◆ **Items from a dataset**
>>>>

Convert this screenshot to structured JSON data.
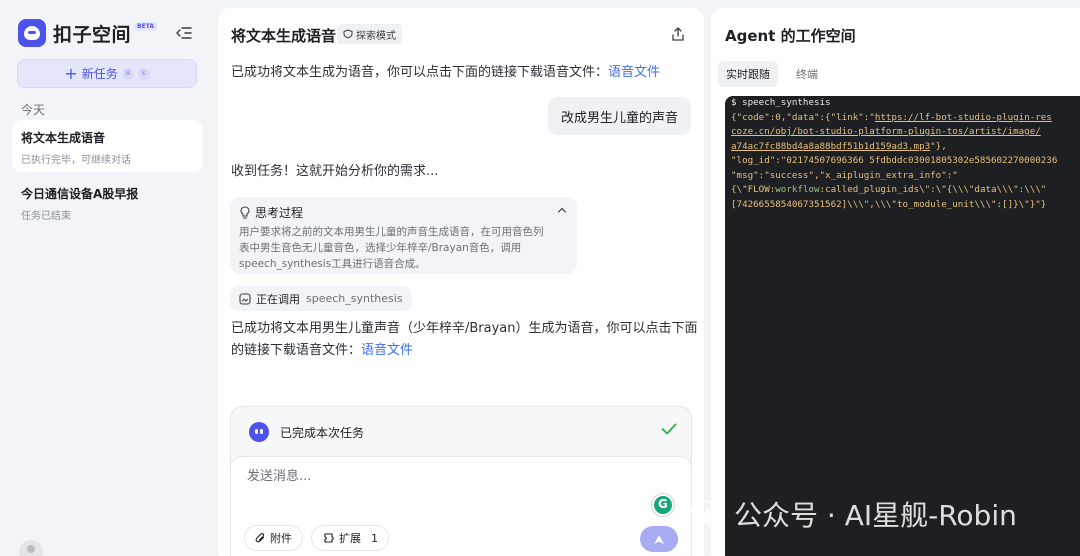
{
  "sidebar": {
    "logo_text": "扣子空间",
    "beta": "BETA",
    "new_task_label": "新任务",
    "shortcut_keys": [
      "⌘",
      "K"
    ],
    "section_today": "今天",
    "tasks": [
      {
        "title": "将文本生成语音",
        "subtitle": "已执行完毕，可继续对话"
      },
      {
        "title": "今日通信设备A股早报",
        "subtitle": "任务已结束"
      }
    ]
  },
  "chat": {
    "title": "将文本生成语音",
    "mode_badge": "探索模式",
    "msg1_text": "已成功将文本生成为语音，你可以点击下面的链接下载语音文件：",
    "msg1_link": "语音文件",
    "user_message": "改成男生儿童的声音",
    "ack": "收到任务！这就开始分析你的需求...",
    "thinking_label": "思考过程",
    "thinking_text_1": "用户要求将之前的文本用男生儿童的声音生成语音，在可用音色列",
    "thinking_text_2": "表中男生音色无儿童音色，选择少年梓辛/Brayan音色，调用",
    "thinking_text_3": "speech_synthesis工具进行语音合成。",
    "calling_label": "正在调用",
    "calling_tool": "speech_synthesis",
    "msg2_line1": "已成功将文本用男生儿童声音（少年梓辛/Brayan）生成为语音，你可以点击下面",
    "msg2_line2": "的链接下载语音文件：",
    "msg2_link": "语音文件",
    "status_done": "已完成本次任务",
    "input_placeholder": "发送消息...",
    "attach_label": "附件",
    "extend_label": "扩展",
    "extend_count": "1"
  },
  "workspace": {
    "title": "Agent 的工作空间",
    "tabs": [
      "实时跟随",
      "终端"
    ],
    "terminal": {
      "command": "$ speech_synthesis",
      "l2_a": "{\"code\":0,\"data\":{\"link\":\"",
      "l2_link": "https://lf-bot-studio-plugin-res",
      "l3_link": "coze.cn/obj/bot-studio-platform-plugin-tos/artist/image/",
      "l4_link": "a74ac7fc88bd4a8a88bdf51b1d159ad3.mp3",
      "l4_b": "\"},",
      "l5": "\"log_id\":\"02174507696366 5fdbddc03001805302e585602270000236",
      "l6": "\"msg\":\"success\",\"x_aiplugin_extra_info\":\"",
      "l7_a": "{\\\"FLOW:",
      "l7_kw": "workflow",
      "l7_b": ":called_plugin_ids\\\":\\\"{\\\\\\\"data\\\\\\\":\\\\\\\"",
      "l8": "[7426655854067351562]\\\\\\\",\\\\\\\"to_module_unit\\\\\\\":[]}\\\"}\"}"
    }
  },
  "watermark": "公众号 · AI星舰-Robin",
  "colors": {
    "accent": "#4d53e8",
    "link": "#3e6ff5",
    "terminal_bg": "#1e1f22"
  }
}
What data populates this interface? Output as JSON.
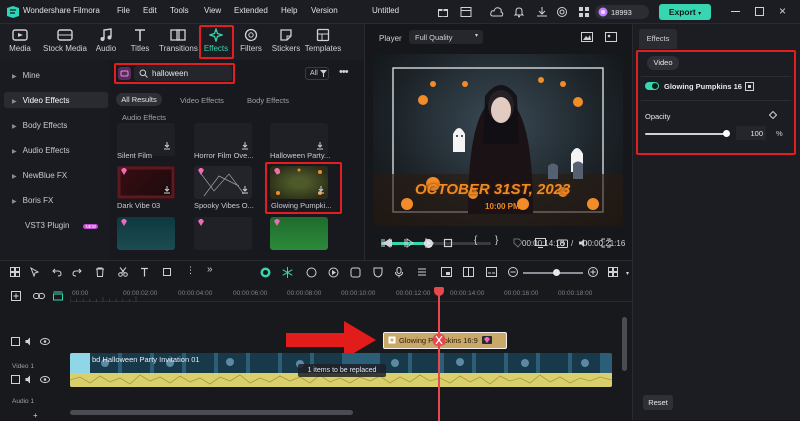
{
  "app": {
    "name": "Wondershare Filmora",
    "menu": [
      "File",
      "Edit",
      "Tools",
      "View",
      "Extended",
      "Help",
      "Version"
    ],
    "project": "Untitled",
    "credits": "18993",
    "export_label": "Export"
  },
  "toolbar": {
    "tabs": [
      "Media",
      "Stock Media",
      "Audio",
      "Titles",
      "Transitions",
      "Effects",
      "Filters",
      "Stickers",
      "Templates"
    ],
    "active": "Effects"
  },
  "leftnav": {
    "items": [
      "Mine",
      "Video Effects",
      "Body Effects",
      "Audio Effects",
      "NewBlue FX",
      "Boris FX",
      "VST3 Plugin"
    ],
    "active": "Video Effects",
    "vst_badge": "NEW"
  },
  "search": {
    "value": "halloween",
    "filter": "All"
  },
  "browser": {
    "subtabs": [
      "All Results",
      "Video Effects",
      "Body Effects"
    ],
    "active_subtab": "All Results",
    "section": "Audio Effects",
    "items": [
      {
        "label": "Silent Film"
      },
      {
        "label": "Horror Film Ove..."
      },
      {
        "label": "Halloween Party..."
      },
      {
        "label": "Dark Vibe 03"
      },
      {
        "label": "Spooky Vibes O..."
      },
      {
        "label": "Glowing Pumpki..."
      },
      {
        "label": ""
      },
      {
        "label": ""
      },
      {
        "label": ""
      }
    ]
  },
  "player": {
    "label": "Player",
    "quality": "Full Quality",
    "overlay_text": "OCTOBER 31ST, 2023",
    "overlay_sub": "10:00 PM",
    "current": "00:00:14:18",
    "separator": "/",
    "total": "00:00:21:16",
    "progress": 0.43
  },
  "rightpanel": {
    "tab": "Effects",
    "subtab": "Video",
    "effect_name": "Glowing Pumpkins 16",
    "opacity_label": "Opacity",
    "opacity_value": "100",
    "opacity_unit": "%",
    "reset_label": "Reset"
  },
  "timeline": {
    "ruler": [
      "00:00",
      "00:00:02:00",
      "00:00:04:00",
      "00:00:06:00",
      "00:00:08:00",
      "00:00:10:00",
      "00:00:12:00",
      "00:00:14:00",
      "00:00:16:00",
      "00:00:18:00",
      "00:00:20:00"
    ],
    "effect_clip": "Glowing Pumpkins 16:9",
    "video_clip": "bd Halloween Party Invitation 01",
    "replace_note": "1 items to be replaced",
    "track_video": "Video 1",
    "track_audio": "Audio 1"
  },
  "colors": {
    "accent": "#36d6b0",
    "red": "#e02020",
    "clip": "#c9a86a",
    "text": "#d4d6dc"
  }
}
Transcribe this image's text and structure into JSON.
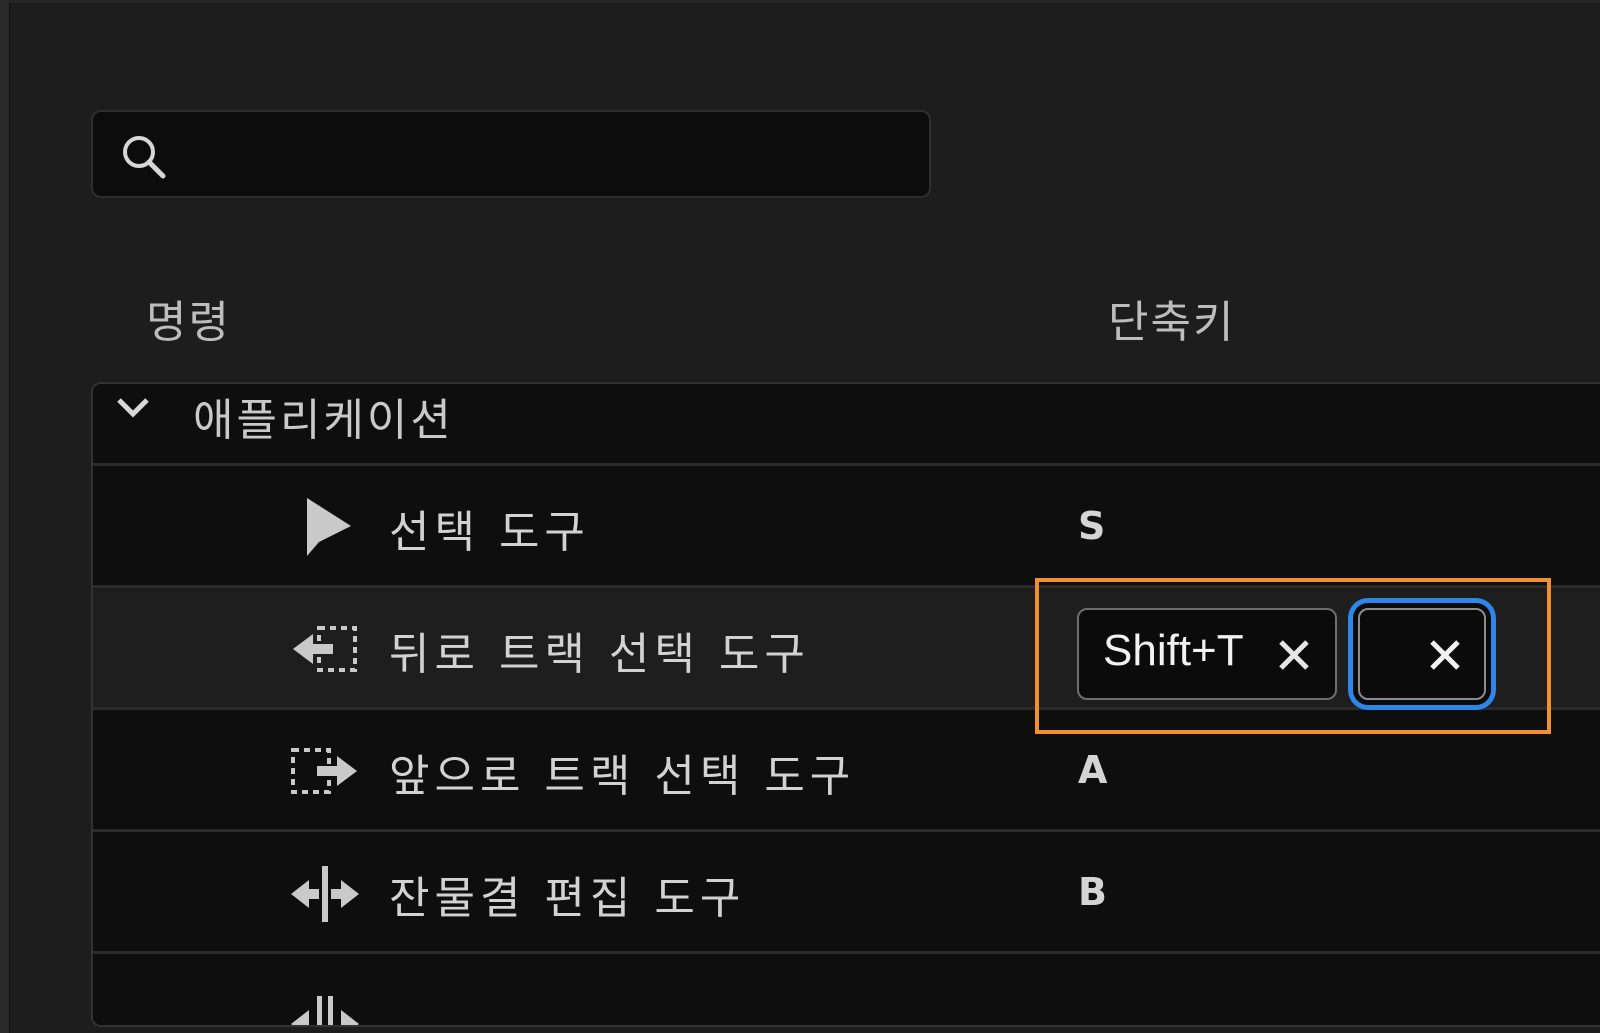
{
  "search": {
    "placeholder": "",
    "value": ""
  },
  "columns": {
    "command": "명령",
    "shortcut": "단축키"
  },
  "group": {
    "label": "애플리케이션",
    "expanded": true
  },
  "rows": [
    {
      "label": "선택 도구",
      "shortcut": "S",
      "icon": "selection-arrow-icon"
    },
    {
      "label": "뒤로 트랙 선택 도구",
      "shortcut": "Shift+T",
      "icon": "track-select-backward-icon",
      "selected": true
    },
    {
      "label": "앞으로 트랙 선택 도구",
      "shortcut": "A",
      "icon": "track-select-forward-icon"
    },
    {
      "label": "잔물결 편집 도구",
      "shortcut": "B",
      "icon": "ripple-edit-icon"
    }
  ],
  "colors": {
    "highlight": "#f0902e",
    "focus_ring": "#2e86e8",
    "background": "#1d1d1d"
  }
}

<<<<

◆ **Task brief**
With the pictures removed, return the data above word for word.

◆ **Written solution**
Convert this screenshot to structured JSON data.
{
  "sidebar": {
    "logo_text": "扣子空间",
    "beta": "BETA",
    "new_task_label": "新任务",
    "shortcut_keys": [
      "⌘",
      "K"
    ],
    "section_today": "今天",
    "tasks": [
      {
        "title": "将文本生成语音",
        "subtitle": "已执行完毕，可继续对话"
      },
      {
        "title": "今日通信设备A股早报",
        "subtitle": "任务已结束"
      }
    ]
  },
  "chat": {
    "title": "将文本生成语音",
    "mode_badge": "探索模式",
    "msg1_text": "已成功将文本生成为语音，你可以点击下面的链接下载语音文件：",
    "msg1_link": "语音文件",
    "user_message": "改成男生儿童的声音",
    "ack": "收到任务！这就开始分析你的需求...",
    "thinking_label": "思考过程",
    "thinking_text_1": "用户要求将之前的文本用男生儿童的声音生成语音，在可用音色列",
    "thinking_text_2": "表中男生音色无儿童音色，选择少年梓辛/Brayan音色，调用",
    "thinking_text_3": "speech_synthesis工具进行语音合成。",
    "calling_label": "正在调用",
    "calling_tool": "speech_synthesis",
    "msg2_line1": "已成功将文本用男生儿童声音（少年梓辛/Brayan）生成为语音，你可以点击下面",
    "msg2_line2": "的链接下载语音文件：",
    "msg2_link": "语音文件",
    "status_done": "已完成本次任务",
    "input_placeholder": "发送消息...",
    "attach_label": "附件",
    "extend_label": "扩展",
    "extend_count": "1"
  },
  "workspace": {
    "title": "Agent 的工作空间",
    "tabs": [
      "实时跟随",
      "终端"
    ],
    "terminal": {
      "command": "$ speech_synthesis",
      "l2_a": "{\"code\":0,\"data\":{\"link\":\"",
      "l2_link": "https://lf-bot-studio-plugin-res",
      "l3_link": "coze.cn/obj/bot-studio-platform-plugin-tos/artist/image/",
      "l4_link": "a74ac7fc88bd4a8a88bdf51b1d159ad3.mp3",
      "l4_b": "\"},",
      "l5": "\"log_id\":\"02174507696366 5fdbddc03001805302e585602270000236",
      "l6": "\"msg\":\"success\",\"x_aiplugin_extra_info\":\"",
      "l7_a": "{\\\"FLOW:",
      "l7_kw": "workflow",
      "l7_b": ":called_plugin_ids\\\":\\\"{\\\\\\\"data\\\\\\\":\\\\\\\"",
      "l8": "[7426655854067351562]\\\\\\\",\\\\\\\"to_module_unit\\\\\\\":[]}\\\"}\"}"
    }
  },
  "watermark": "公众号 · AI星舰-Robin",
  "colors": {
    "accent": "#4d53e8",
    "link": "#3e6ff5",
    "terminal_bg": "#1e1f22"
  }
}
What data populates this interface? Output as JSON.
{
  "app": {
    "name": "Wondershare Filmora",
    "menu": [
      "File",
      "Edit",
      "Tools",
      "View",
      "Extended",
      "Help",
      "Version"
    ],
    "project": "Untitled",
    "credits": "18993",
    "export_label": "Export"
  },
  "toolbar": {
    "tabs": [
      "Media",
      "Stock Media",
      "Audio",
      "Titles",
      "Transitions",
      "Effects",
      "Filters",
      "Stickers",
      "Templates"
    ],
    "active": "Effects"
  },
  "leftnav": {
    "items": [
      "Mine",
      "Video Effects",
      "Body Effects",
      "Audio Effects",
      "NewBlue FX",
      "Boris FX",
      "VST3 Plugin"
    ],
    "active": "Video Effects",
    "vst_badge": "NEW"
  },
  "search": {
    "value": "halloween",
    "filter": "All"
  },
  "browser": {
    "subtabs": [
      "All Results",
      "Video Effects",
      "Body Effects"
    ],
    "active_subtab": "All Results",
    "section": "Audio Effects",
    "items": [
      {
        "label": "Silent Film"
      },
      {
        "label": "Horror Film Ove..."
      },
      {
        "label": "Halloween Party..."
      },
      {
        "label": "Dark Vibe 03"
      },
      {
        "label": "Spooky Vibes O..."
      },
      {
        "label": "Glowing Pumpki..."
      },
      {
        "label": ""
      },
      {
        "label": ""
      },
      {
        "label": ""
      }
    ]
  },
  "player": {
    "label": "Player",
    "quality": "Full Quality",
    "overlay_text": "OCTOBER 31ST, 2023",
    "overlay_sub": "10:00 PM",
    "current": "00:00:14:18",
    "separator": "/",
    "total": "00:00:21:16",
    "progress": 0.43
  },
  "rightpanel": {
    "tab": "Effects",
    "subtab": "Video",
    "effect_name": "Glowing Pumpkins 16",
    "opacity_label": "Opacity",
    "opacity_value": "100",
    "opacity_unit": "%",
    "reset_label": "Reset"
  },
  "timeline": {
    "ruler": [
      "00:00",
      "00:00:02:00",
      "00:00:04:00",
      "00:00:06:00",
      "00:00:08:00",
      "00:00:10:00",
      "00:00:12:00",
      "00:00:14:00",
      "00:00:16:00",
      "00:00:18:00",
      "00:00:20:00"
    ],
    "effect_clip": "Glowing Pumpkins 16:9",
    "video_clip": "bd Halloween Party Invitation 01",
    "replace_note": "1 items to be replaced",
    "track_video": "Video 1",
    "track_audio": "Audio 1"
  },
  "colors": {
    "accent": "#36d6b0",
    "red": "#e02020",
    "clip": "#c9a86a",
    "text": "#d4d6dc"
  }
}
Transcribe this image's text and structure into JSON.
{
  "search": {
    "placeholder": "",
    "value": ""
  },
  "columns": {
    "command": "명령",
    "shortcut": "단축키"
  },
  "group": {
    "label": "애플리케이션",
    "expanded": true
  },
  "rows": [
    {
      "label": "선택 도구",
      "shortcut": "S",
      "icon": "selection-arrow-icon"
    },
    {
      "label": "뒤로 트랙 선택 도구",
      "shortcut": "Shift+T",
      "icon": "track-select-backward-icon",
      "selected": true
    },
    {
      "label": "앞으로 트랙 선택 도구",
      "shortcut": "A",
      "icon": "track-select-forward-icon"
    },
    {
      "label": "잔물결 편집 도구",
      "shortcut": "B",
      "icon": "ripple-edit-icon"
    }
  ],
  "colors": {
    "highlight": "#f0902e",
    "focus_ring": "#2e86e8",
    "background": "#1d1d1d"
  }
}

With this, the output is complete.